**Assignment:** Please copy each line below that contains the word "Download".

..........

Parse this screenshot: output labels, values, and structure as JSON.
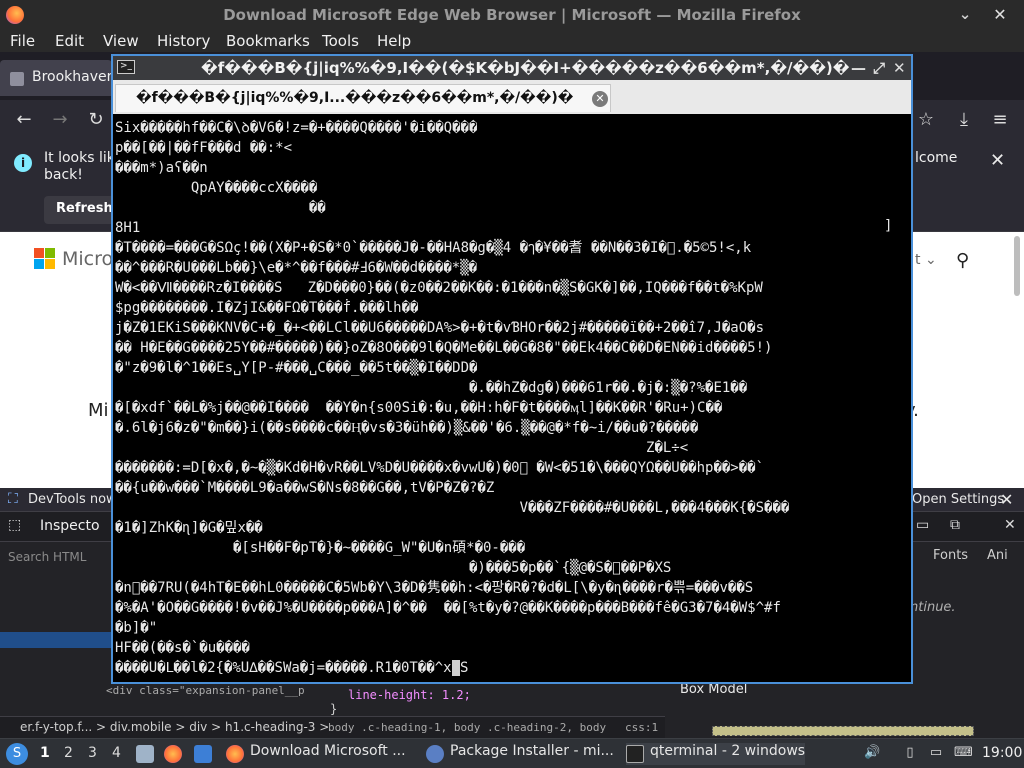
{
  "firefox": {
    "title": "Download Microsoft Edge Web Browser | Microsoft — Mozilla Firefox",
    "menu": [
      "File",
      "Edit",
      "View",
      "History",
      "Bookmarks",
      "Tools",
      "Help"
    ],
    "tab_label": "Brookhaven",
    "notice_text": "It looks lik back!",
    "notice_text_right": "lcome",
    "refresh_label": "Refresh",
    "page": {
      "brand": "Micro",
      "heading_left": "Mi",
      "heading_right": "y."
    },
    "devtools": {
      "notice": "DevTools now f",
      "open_settings": "Open Settings",
      "inspector": "Inspecto",
      "search_placeholder": "Search HTML",
      "fonts_tab": "Fonts",
      "ani_tab": "Ani",
      "continue": "ntinue.",
      "div_line": "<div class=\"expansion-panel__p",
      "line_height": "line-height: 1.2;",
      "brace": "}",
      "box_model": "Box Model",
      "crumbs": "er.f-y-top.f...  >  div.mobile  >  div  >  h1.c-heading-3  >",
      "rule_crumb": "body .c-heading-1, body .c-heading-2, body",
      "css_label": "css:1"
    }
  },
  "terminal": {
    "title": "�f���B�{j|iq%%�9,I��(�$K�bJ��I+�����z��6��m*,�/��)�",
    "tab_label": "�f���B�{j|iq%%�9,I...���z��6��m*,�/��)�",
    "lines": [
      "Six�����hf��C�\\ꝺ�V6�!z=�+����Q����'�i��Q���",
      "p��[��|��fF���d ��:*<",
      "���m*)aʕ��n",
      "         QpAY����ccX����",
      "                       ��",
      "8H1",
      "�T����=���G�SΩç!��(X�P+�S�*0`�����J�-��HA8�g�▒4 �ๅ�¥��耆 ��N��3�I�⃞.�5©5!<,k",
      "��^���R�U���Lb��}\\e�*^��f���#Ⅎ6�W��d����*▒�",
      "W�<��Ⅶ����Rz�I����S   Z�D���0}��(�z0��2��K��:�1���n�▒S�GK�]��,IQ���f��t�%KpW",
      "$pg��������.I�ZjI&��FΩ�T���ḟ.���lh��",
      "j�Z�1EKiS���KNV�C+�_�+<��LCl��U6�����DA%>�+�t�vƁHOr��2j#�����ï��+2��î7,J�aO�s",
      "�� H�E��G����25Y��#�����)��}oZ�8O���9l�Q�Me��L��G�8�\"��Ek4��C��D�EN��id����5!)",
      "�\"z�9�l�^1��Es␣Y[P-#���␣C���_��5t��▒�I��DD�",
      "                                          �.��hZ�dg�)���61r��.�j�:▒�?%�E1��",
      "�[�xdf`��L�%j��@��I����  ��Y�n{s00Si�:�u,��H:h�F�t����ӎl]��K��R'�Ru+)C��",
      "�.6l�j6�z�\"�m��}i(��s����c��Ⱨ�vs�3�üh��)▒&��'�6.▒��@�*f�~i/��u�?�����",
      "                                                               Z�L÷<",
      "�������:=D[�x�,�~�▒�Kd�H�vR��LV%D�U����x�vwU�)�0⃞ �W<�51�\\���QYΩ��U��hp��>��`",
      "��{u��w���`M����L9�a��wS�Ns�8��G��,tV�P�Z�?�Z",
      "                                                V���ZF����#�U���L,���4���K{�S���",
      "�1�]ZhK�ɳ]�G�밒x��",
      "              �[sH��F�pT�}�~����G_W\"�U�n碩*�0-���",
      "                                          �)���5�p��`{▒@�S�⃞��P�XS",
      "�n⃞��7RU(�4hT�E��hL0�����C�5Wb�Y\\3�D�隽��h:<�팡�R�?�d�L[\\�y�ɳ����r�쁚=���v��S",
      "�%�A'�O��G����!�v��J%�U����p���A]�^��  ��[%t�y�?@��K����p���B���fê�G3�7�4�W$^#f",
      "�b]�\"",
      "HF��(��s�`�u����",
      "����U�Ⅼ��l�2{�%U∆��SWa�j=�����.R1�0T��^x"
    ],
    "last_line_tail": "S",
    "right_bracket": "]"
  },
  "taskbar": {
    "workspaces": [
      "1",
      "2",
      "3",
      "4"
    ],
    "tasks": [
      {
        "label": "Download Microsoft ..."
      },
      {
        "label": "Package Installer - mi..."
      },
      {
        "label": "qterminal - 2 windows"
      }
    ],
    "clock": "19:00"
  },
  "colors": {
    "terminal_bg": "#000000",
    "terminal_border": "#4a90d9",
    "taskbar_bg": "#2e3136"
  }
}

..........

**Exercise output:**
    "title": "Download Microsoft Edge Web Browser | Microsoft — Mozilla Firefox",
        "label": "Download Microsoft ..."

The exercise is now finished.